The applicant may then contend that the charge has been wrongly assessed, or should be reduced or not imposed (s 29(1)(f)(ii)). The agency must then decide whether to reduce or not impose the charge (ss 29(4)-(5)).
However, you have skipped ahead and imposed a charges levy notice without giving any preliminary notice, so as to make it required that either a tokenistic charge that costs almost as much to arrange as it is to pay is required, or force the stopping of the s 15(5)(b) processing deadline to intentionally cause interference with a reasonable right to access.
Section 29(1)(f) of the FOI Act obliges an applicant to take one of the following actions in response to the charges notice:
* agree to pay the charge (s 29(1)(f)(i))
* contend that the charge has been wrongly assessed, or should be reduced or not imposed (s 29(1)(f)(ii)), or
* withdraw the request for access to the document concerned (s 29(1)(f)(iii)).
If the applicant fails to take any of these actions, the applicant is taken to have withdrawn the request for access to the document concerned (s 29(2)).
If the applicant notifies the agency or Minister of their agreement to pay the charge, and pays the charge or a deposit on the charge, the Department must continue to process the request for access to the document concerned.
However, if an applicant responds to the charges notice contending that the charge should be reduced or not imposed, the agency or minister can stop processing of the request until the matter is resolved, which yet again is the unscrupulous and unethical tactic you are deploying.
The FOI Guidelines explain that the decision to impose a charge is discretionary. A charge should be accurate, should fairly reflect the work involved in providing access to documents on request and must not be used to unnecessarily delay access or discourage an applicant from exercising the right of access conferred by the FOI Act.
The FOI Guidelines further explain that in exercising the discretion to impose a charge, an agency should take into account the ‘lowest reasonable cost objective’ in s 3(4) of the FOI Act, which provides that ‘functions and powers given by this Act are to be performed and exercised, as far as possible, to facilitate and promote public access to information, promptly and at the lowest reasonable cost’. The FOI Guidelines relevantly explain:
Agencies and ministers should interpret the ‘lowest reasonable cost’ objective broadly in imposing any charges under the FOI Act. That is, an agency or minister should have regard to the lowest reasonable cost to the applicant, to the agency or minister, and the Commonwealth as a whole. Where the cost of calculating and collecting a charge might exceed the cost to the agency to process the request, it would generally be more appropriate not to impose a charge ...
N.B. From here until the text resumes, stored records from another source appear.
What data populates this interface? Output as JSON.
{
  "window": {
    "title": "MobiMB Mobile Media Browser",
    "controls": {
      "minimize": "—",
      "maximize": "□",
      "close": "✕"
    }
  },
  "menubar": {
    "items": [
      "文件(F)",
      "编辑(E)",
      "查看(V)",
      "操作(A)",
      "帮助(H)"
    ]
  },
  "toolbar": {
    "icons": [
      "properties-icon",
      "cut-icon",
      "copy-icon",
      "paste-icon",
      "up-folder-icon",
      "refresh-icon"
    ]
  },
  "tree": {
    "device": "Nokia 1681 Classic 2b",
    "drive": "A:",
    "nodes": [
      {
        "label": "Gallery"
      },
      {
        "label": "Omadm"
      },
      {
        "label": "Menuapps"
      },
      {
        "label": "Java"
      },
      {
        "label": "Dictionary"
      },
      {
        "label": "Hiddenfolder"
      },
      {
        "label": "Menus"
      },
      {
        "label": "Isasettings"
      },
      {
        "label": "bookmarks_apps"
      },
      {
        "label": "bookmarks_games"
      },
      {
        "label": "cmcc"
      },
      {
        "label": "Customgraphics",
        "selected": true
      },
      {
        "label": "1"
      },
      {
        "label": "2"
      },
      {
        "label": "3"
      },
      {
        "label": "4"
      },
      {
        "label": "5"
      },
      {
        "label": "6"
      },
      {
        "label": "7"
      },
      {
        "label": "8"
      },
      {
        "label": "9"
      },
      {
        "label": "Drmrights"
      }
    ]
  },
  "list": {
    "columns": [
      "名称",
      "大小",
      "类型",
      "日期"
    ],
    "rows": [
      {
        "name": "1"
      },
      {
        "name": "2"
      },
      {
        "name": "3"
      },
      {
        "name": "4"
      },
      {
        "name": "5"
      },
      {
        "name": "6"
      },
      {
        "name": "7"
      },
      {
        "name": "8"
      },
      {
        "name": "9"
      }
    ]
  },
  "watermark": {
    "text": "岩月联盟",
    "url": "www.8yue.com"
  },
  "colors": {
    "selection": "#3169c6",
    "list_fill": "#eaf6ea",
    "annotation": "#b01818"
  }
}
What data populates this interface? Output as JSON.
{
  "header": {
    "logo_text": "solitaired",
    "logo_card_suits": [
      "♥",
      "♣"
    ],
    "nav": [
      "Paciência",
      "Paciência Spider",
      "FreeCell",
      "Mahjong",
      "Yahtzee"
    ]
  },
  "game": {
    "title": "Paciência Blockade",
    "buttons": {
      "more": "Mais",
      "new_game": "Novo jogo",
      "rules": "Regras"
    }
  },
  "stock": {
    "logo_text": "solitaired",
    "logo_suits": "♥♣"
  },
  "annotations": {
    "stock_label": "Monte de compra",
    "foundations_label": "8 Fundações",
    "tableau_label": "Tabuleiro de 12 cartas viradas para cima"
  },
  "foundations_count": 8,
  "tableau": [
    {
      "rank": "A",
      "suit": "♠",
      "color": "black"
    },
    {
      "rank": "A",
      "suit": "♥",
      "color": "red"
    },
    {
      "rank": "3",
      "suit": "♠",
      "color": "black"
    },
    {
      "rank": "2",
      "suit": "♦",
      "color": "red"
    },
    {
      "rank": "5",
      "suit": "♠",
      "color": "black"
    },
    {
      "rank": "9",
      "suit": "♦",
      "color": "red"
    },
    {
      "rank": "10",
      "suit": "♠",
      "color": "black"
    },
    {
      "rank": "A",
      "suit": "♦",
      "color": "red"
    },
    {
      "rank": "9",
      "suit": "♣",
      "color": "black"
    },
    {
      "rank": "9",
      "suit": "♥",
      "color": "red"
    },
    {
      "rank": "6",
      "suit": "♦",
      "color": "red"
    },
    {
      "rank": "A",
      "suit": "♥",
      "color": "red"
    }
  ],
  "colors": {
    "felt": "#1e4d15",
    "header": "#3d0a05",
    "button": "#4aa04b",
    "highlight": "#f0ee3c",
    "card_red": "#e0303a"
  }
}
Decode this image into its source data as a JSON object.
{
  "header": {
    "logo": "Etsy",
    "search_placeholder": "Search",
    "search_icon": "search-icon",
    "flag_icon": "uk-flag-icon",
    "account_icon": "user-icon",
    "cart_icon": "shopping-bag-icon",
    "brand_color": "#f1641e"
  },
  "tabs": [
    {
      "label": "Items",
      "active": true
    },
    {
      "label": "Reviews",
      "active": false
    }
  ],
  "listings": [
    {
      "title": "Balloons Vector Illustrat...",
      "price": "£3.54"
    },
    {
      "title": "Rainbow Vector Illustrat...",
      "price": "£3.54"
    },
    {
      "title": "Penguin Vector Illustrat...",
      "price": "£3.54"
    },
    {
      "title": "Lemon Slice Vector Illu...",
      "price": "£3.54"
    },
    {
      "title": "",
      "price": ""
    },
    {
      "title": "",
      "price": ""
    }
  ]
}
As per the reasoning of the Information Commissioner in 'ND' and Department of Human Services (Freedom of Information)  AICmr 119 (20 November 2017), the charges notice should be withdrawn (especially since DVA have already foreshadowed they have no real intention of providing access, again highlighting that the sole intent is to cause further delay). The levied amount falls within the range previously identified by the Information Commissioner as uneconomical to levy.
Department of Veterans' Affairs
Good afternoon Verity Pane,
FOI 25080 - Charges Decision
Further to the below correspondence about FOI 25080, please find attached a decision to apply a charge to process your request.